- Keep it tightly focused, don’t be tempted to motivate lots of different behaviours at once. Pick 2 or 3 and introduce more over time as the skill and confidence levels increase.
- Lastly, consider introducing additional game mechanics (as well as additional challenges) over time. Avoid giving everything away up-front.
Tenet 4 – Build positive emotions into your user engagement
In this context think of ‘user engagement’ as the series of steps that you need to take to create the sustained engagement levels that will drive the outcomes you seek.
- Design different engagement loops for each of the three stages of player lifecycle previously mentioned (novice, expert and master), as the engagement requirements at each stage are very different.
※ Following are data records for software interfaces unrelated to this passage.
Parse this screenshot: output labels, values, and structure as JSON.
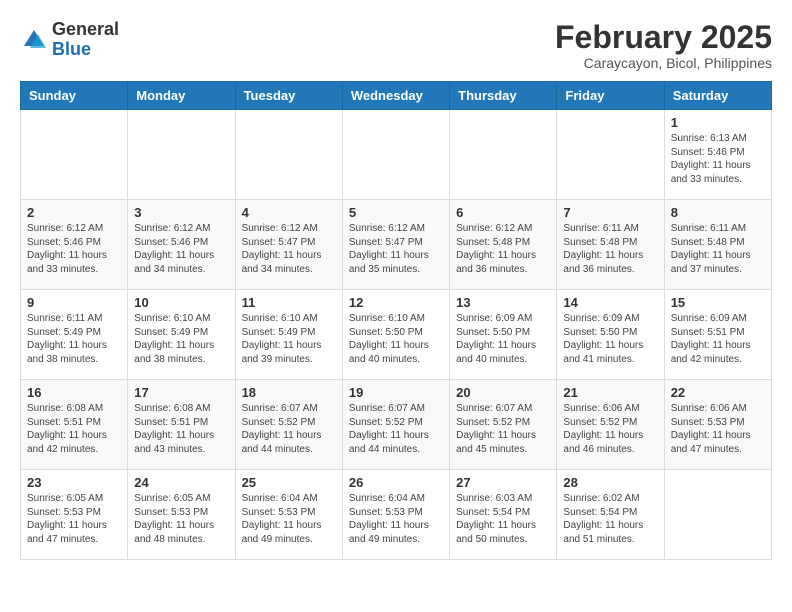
{
  "header": {
    "logo_general": "General",
    "logo_blue": "Blue",
    "month_year": "February 2025",
    "location": "Caraycayon, Bicol, Philippines"
  },
  "weekdays": [
    "Sunday",
    "Monday",
    "Tuesday",
    "Wednesday",
    "Thursday",
    "Friday",
    "Saturday"
  ],
  "weeks": [
    [
      {
        "day": "",
        "info": ""
      },
      {
        "day": "",
        "info": ""
      },
      {
        "day": "",
        "info": ""
      },
      {
        "day": "",
        "info": ""
      },
      {
        "day": "",
        "info": ""
      },
      {
        "day": "",
        "info": ""
      },
      {
        "day": "1",
        "info": "Sunrise: 6:13 AM\nSunset: 5:46 PM\nDaylight: 11 hours\nand 33 minutes."
      }
    ],
    [
      {
        "day": "2",
        "info": "Sunrise: 6:12 AM\nSunset: 5:46 PM\nDaylight: 11 hours\nand 33 minutes."
      },
      {
        "day": "3",
        "info": "Sunrise: 6:12 AM\nSunset: 5:46 PM\nDaylight: 11 hours\nand 34 minutes."
      },
      {
        "day": "4",
        "info": "Sunrise: 6:12 AM\nSunset: 5:47 PM\nDaylight: 11 hours\nand 34 minutes."
      },
      {
        "day": "5",
        "info": "Sunrise: 6:12 AM\nSunset: 5:47 PM\nDaylight: 11 hours\nand 35 minutes."
      },
      {
        "day": "6",
        "info": "Sunrise: 6:12 AM\nSunset: 5:48 PM\nDaylight: 11 hours\nand 36 minutes."
      },
      {
        "day": "7",
        "info": "Sunrise: 6:11 AM\nSunset: 5:48 PM\nDaylight: 11 hours\nand 36 minutes."
      },
      {
        "day": "8",
        "info": "Sunrise: 6:11 AM\nSunset: 5:48 PM\nDaylight: 11 hours\nand 37 minutes."
      }
    ],
    [
      {
        "day": "9",
        "info": "Sunrise: 6:11 AM\nSunset: 5:49 PM\nDaylight: 11 hours\nand 38 minutes."
      },
      {
        "day": "10",
        "info": "Sunrise: 6:10 AM\nSunset: 5:49 PM\nDaylight: 11 hours\nand 38 minutes."
      },
      {
        "day": "11",
        "info": "Sunrise: 6:10 AM\nSunset: 5:49 PM\nDaylight: 11 hours\nand 39 minutes."
      },
      {
        "day": "12",
        "info": "Sunrise: 6:10 AM\nSunset: 5:50 PM\nDaylight: 11 hours\nand 40 minutes."
      },
      {
        "day": "13",
        "info": "Sunrise: 6:09 AM\nSunset: 5:50 PM\nDaylight: 11 hours\nand 40 minutes."
      },
      {
        "day": "14",
        "info": "Sunrise: 6:09 AM\nSunset: 5:50 PM\nDaylight: 11 hours\nand 41 minutes."
      },
      {
        "day": "15",
        "info": "Sunrise: 6:09 AM\nSunset: 5:51 PM\nDaylight: 11 hours\nand 42 minutes."
      }
    ],
    [
      {
        "day": "16",
        "info": "Sunrise: 6:08 AM\nSunset: 5:51 PM\nDaylight: 11 hours\nand 42 minutes."
      },
      {
        "day": "17",
        "info": "Sunrise: 6:08 AM\nSunset: 5:51 PM\nDaylight: 11 hours\nand 43 minutes."
      },
      {
        "day": "18",
        "info": "Sunrise: 6:07 AM\nSunset: 5:52 PM\nDaylight: 11 hours\nand 44 minutes."
      },
      {
        "day": "19",
        "info": "Sunrise: 6:07 AM\nSunset: 5:52 PM\nDaylight: 11 hours\nand 44 minutes."
      },
      {
        "day": "20",
        "info": "Sunrise: 6:07 AM\nSunset: 5:52 PM\nDaylight: 11 hours\nand 45 minutes."
      },
      {
        "day": "21",
        "info": "Sunrise: 6:06 AM\nSunset: 5:52 PM\nDaylight: 11 hours\nand 46 minutes."
      },
      {
        "day": "22",
        "info": "Sunrise: 6:06 AM\nSunset: 5:53 PM\nDaylight: 11 hours\nand 47 minutes."
      }
    ],
    [
      {
        "day": "23",
        "info": "Sunrise: 6:05 AM\nSunset: 5:53 PM\nDaylight: 11 hours\nand 47 minutes."
      },
      {
        "day": "24",
        "info": "Sunrise: 6:05 AM\nSunset: 5:53 PM\nDaylight: 11 hours\nand 48 minutes."
      },
      {
        "day": "25",
        "info": "Sunrise: 6:04 AM\nSunset: 5:53 PM\nDaylight: 11 hours\nand 49 minutes."
      },
      {
        "day": "26",
        "info": "Sunrise: 6:04 AM\nSunset: 5:53 PM\nDaylight: 11 hours\nand 49 minutes."
      },
      {
        "day": "27",
        "info": "Sunrise: 6:03 AM\nSunset: 5:54 PM\nDaylight: 11 hours\nand 50 minutes."
      },
      {
        "day": "28",
        "info": "Sunrise: 6:02 AM\nSunset: 5:54 PM\nDaylight: 11 hours\nand 51 minutes."
      },
      {
        "day": "",
        "info": ""
      }
    ]
  ]
}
- Carefully prepare all communications in advance, design them to convey a positive experience, one that is about learning and progression as this will drive enhanced results.
- Ensure participants are rewarded in an appropriate way and at the appropriate time that reflects both their behavioural profile and is proportionate to the actions they have taken. (Download our ebook to see 115 ways to reward your sales team and thrill a winner)
- Participants should be regularly reminded about what they have learnt and why. Opportunities to apply recently learned cognitive skills should be made readily available, with additional rewards provided for extending these newly acquired skills.
Tenet 5 – Embrace intrinsic motivators – autonomy, mastery and purpose
This again is an area where we need to break down traditional thinking that financial rewards are the best and only motivator. As demonstrated by Dan Pink in his book, Drive, in the case of complex cognitive tasks the reverse can actually be true.
Pink asserts that there are in fact 3 main behavioural motivation drivers:
- Autonomy: the desire to direct our own lives
- Mastery: the urge to get better at something that matters to us
- Purpose (or belonging): the desire to be part of something bigger than ourselves
If you can design your user engagement to tap into these intrinsic motivational drivers you will discover that they are in fact FAR more powerful than extrinsic drivers such as points, levels or financial rewards.
- Extrinsic motivators are great for simple cognitive tasks, but they alone will not allow you to achieve sustained motivation. This only comes when something (e.g. learning new skills) is so important to you that it acts as the motivator to keep you coming back.
- Intrinsic motivators are by far the most powerful. For example, ‘meaning’ may motivate you. As such, it is likely that insight into how your actions are contributing to the success of a greater team or corporate goal will be highly motivational to you. Designing user interactions to tap into intrinsic motivations is therefore an imperative for long-term success.
A successful gamification approach in sales and customer service requires that we learn what has happened in consumer gaming. Simply adding game mechanics such as points, badges and leader boards will not drive enduring engagement or best practice processes and in turn will not drive sustained increase in business performance.
Success requires all of the following factors:
- A good understanding of your audience’s motivation profile and how you will tap into their key intrinsic motivations.
- The carefully considered use of game mechanics, dynamics and content that caters for an engagement journey spanning at least 12 months out.
- Marketing communication content that highlights the positive emotions and is well tuned to the audience profile.
- The discipline to regularly review, tune and refresh the behavioural engagement content to make sure it continually taps into people’s natural design for autonomy, mastery and purpose.
Only then will you see success and deliver a sustained increase in business performance.